RECORDS FOR THIS TASK:
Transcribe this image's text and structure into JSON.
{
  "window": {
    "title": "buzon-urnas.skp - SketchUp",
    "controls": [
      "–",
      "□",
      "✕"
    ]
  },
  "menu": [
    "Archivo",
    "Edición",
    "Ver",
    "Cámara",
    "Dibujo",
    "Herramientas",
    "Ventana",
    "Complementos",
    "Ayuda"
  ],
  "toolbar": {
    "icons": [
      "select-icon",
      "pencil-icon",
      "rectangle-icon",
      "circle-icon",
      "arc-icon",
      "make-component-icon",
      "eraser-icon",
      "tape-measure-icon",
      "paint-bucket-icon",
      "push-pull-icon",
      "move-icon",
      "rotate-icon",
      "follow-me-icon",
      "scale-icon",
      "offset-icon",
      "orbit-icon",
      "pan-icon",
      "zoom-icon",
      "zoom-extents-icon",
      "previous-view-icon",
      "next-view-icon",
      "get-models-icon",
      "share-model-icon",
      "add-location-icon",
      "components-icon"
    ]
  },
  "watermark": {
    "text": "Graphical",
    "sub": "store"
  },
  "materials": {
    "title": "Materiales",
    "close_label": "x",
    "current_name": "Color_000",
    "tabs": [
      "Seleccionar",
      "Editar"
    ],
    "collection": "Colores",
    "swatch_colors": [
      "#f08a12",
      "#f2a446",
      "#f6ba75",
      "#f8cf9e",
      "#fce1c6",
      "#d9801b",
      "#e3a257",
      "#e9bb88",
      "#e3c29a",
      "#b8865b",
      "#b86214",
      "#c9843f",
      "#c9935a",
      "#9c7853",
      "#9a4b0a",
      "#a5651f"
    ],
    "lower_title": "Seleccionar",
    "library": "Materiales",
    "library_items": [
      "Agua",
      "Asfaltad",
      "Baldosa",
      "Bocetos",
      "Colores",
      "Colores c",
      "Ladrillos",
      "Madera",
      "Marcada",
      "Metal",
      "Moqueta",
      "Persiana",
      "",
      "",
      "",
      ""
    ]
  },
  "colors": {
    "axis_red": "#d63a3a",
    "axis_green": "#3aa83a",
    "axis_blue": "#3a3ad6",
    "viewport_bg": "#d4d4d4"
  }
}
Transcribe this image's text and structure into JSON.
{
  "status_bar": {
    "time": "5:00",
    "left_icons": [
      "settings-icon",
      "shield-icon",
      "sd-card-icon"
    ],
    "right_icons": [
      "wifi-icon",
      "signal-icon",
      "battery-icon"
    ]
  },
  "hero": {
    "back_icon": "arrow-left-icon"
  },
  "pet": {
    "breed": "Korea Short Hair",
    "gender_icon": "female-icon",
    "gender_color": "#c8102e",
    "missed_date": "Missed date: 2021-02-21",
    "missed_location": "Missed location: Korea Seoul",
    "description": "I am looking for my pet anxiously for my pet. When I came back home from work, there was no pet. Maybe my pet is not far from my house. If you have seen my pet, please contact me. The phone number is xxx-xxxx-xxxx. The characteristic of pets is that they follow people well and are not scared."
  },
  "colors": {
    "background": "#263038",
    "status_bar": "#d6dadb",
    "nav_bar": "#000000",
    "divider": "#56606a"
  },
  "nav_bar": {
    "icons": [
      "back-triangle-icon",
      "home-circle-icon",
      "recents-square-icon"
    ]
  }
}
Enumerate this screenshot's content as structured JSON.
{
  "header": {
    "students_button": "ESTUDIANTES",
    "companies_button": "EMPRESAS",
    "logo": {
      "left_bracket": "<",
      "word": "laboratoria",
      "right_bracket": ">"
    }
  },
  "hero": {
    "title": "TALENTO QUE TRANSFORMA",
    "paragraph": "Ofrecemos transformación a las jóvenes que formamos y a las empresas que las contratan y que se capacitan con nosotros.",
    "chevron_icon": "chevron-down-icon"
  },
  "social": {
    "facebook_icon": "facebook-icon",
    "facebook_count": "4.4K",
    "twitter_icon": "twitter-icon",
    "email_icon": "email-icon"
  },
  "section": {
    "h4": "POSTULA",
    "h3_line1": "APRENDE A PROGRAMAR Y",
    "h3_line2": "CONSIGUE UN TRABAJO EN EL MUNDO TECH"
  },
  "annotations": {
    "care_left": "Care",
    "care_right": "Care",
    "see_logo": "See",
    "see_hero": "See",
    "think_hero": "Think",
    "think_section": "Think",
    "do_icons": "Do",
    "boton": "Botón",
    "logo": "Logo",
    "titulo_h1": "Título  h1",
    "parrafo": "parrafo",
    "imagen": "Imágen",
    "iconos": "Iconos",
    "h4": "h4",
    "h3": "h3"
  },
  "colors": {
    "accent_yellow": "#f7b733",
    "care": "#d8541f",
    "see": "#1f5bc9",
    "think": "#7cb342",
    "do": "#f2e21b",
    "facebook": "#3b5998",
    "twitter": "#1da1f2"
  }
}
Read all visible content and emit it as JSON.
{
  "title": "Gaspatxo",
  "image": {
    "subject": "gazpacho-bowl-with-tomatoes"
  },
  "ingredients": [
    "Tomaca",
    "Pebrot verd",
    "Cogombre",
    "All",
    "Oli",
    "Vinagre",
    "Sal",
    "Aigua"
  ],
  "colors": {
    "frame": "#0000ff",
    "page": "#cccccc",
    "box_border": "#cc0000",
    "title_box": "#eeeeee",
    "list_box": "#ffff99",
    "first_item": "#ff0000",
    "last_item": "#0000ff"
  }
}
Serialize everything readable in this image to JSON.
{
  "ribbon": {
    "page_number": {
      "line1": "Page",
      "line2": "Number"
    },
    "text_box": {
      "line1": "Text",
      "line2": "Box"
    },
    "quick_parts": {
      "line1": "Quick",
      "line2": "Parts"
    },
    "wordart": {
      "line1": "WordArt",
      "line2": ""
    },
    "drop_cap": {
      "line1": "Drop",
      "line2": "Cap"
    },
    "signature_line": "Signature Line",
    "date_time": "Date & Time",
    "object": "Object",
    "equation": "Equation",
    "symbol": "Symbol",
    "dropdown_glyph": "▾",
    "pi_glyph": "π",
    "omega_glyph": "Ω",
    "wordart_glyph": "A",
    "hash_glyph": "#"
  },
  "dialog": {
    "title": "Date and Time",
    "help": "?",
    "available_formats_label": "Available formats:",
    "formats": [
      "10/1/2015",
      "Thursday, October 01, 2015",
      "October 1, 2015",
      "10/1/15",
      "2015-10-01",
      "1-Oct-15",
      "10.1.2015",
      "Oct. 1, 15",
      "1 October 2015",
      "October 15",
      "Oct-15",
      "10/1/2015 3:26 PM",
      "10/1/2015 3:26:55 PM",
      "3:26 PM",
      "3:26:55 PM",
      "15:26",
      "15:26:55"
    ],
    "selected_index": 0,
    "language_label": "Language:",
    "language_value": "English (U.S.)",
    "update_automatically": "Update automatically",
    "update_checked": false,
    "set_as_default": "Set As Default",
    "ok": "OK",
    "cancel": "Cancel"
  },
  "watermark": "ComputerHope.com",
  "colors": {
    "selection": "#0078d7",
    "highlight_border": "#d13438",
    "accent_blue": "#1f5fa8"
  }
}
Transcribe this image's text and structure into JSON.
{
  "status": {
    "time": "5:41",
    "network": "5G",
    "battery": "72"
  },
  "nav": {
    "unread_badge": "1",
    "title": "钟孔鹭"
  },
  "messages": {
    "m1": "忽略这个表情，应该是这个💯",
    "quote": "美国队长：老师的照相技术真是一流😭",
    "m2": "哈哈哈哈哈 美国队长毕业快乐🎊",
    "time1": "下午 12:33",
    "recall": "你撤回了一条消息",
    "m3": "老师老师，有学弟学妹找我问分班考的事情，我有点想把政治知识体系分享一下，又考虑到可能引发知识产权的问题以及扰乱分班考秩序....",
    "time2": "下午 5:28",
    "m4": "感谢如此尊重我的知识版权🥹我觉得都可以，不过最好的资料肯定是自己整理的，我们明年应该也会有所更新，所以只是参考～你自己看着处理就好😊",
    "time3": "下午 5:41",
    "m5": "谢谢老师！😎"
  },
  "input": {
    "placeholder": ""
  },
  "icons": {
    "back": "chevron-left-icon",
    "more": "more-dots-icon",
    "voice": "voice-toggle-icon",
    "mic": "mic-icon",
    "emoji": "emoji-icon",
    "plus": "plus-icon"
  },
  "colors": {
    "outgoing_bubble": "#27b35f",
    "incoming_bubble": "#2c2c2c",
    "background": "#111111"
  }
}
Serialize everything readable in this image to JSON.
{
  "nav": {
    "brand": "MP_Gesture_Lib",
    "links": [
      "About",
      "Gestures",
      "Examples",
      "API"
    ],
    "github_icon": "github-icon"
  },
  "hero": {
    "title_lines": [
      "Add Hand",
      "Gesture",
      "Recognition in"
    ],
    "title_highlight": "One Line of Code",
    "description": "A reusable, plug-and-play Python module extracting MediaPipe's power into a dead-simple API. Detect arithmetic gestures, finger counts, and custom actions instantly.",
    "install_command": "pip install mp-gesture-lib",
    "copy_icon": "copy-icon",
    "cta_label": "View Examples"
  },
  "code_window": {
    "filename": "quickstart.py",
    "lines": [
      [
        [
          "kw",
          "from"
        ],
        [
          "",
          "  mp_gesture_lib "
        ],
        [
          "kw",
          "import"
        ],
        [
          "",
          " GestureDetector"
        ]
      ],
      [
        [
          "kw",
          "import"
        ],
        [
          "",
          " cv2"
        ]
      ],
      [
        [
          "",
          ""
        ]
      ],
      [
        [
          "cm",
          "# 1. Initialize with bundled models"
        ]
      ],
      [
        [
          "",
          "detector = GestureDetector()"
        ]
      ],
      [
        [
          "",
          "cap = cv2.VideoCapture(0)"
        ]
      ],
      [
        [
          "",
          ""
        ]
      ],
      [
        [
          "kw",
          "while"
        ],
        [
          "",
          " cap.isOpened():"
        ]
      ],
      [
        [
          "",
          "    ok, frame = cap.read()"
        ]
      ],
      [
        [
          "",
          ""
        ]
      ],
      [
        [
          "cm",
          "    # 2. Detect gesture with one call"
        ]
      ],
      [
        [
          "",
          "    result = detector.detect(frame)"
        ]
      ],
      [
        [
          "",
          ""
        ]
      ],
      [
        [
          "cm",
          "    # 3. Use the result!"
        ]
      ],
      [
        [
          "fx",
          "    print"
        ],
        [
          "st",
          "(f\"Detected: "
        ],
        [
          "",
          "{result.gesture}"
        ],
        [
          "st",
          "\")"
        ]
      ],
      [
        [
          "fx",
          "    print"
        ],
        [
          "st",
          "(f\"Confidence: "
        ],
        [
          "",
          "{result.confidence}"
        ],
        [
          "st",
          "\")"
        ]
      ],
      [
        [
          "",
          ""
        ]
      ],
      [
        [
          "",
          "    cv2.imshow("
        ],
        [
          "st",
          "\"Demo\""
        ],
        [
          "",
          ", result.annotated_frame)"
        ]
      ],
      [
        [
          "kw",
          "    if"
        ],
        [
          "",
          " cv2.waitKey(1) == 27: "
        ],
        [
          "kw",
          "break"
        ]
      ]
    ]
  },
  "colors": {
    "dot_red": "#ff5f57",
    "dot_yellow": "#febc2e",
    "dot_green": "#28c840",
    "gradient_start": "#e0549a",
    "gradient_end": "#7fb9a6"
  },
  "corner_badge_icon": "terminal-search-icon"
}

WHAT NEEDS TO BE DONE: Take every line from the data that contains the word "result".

RESPONSE TO THIS TASK:
          "    result = detector.detect(frame)"
          "    # 3. Use the result!"
          "{result.gesture}"
          "{result.confidence}"
          ", result.annotated_frame)"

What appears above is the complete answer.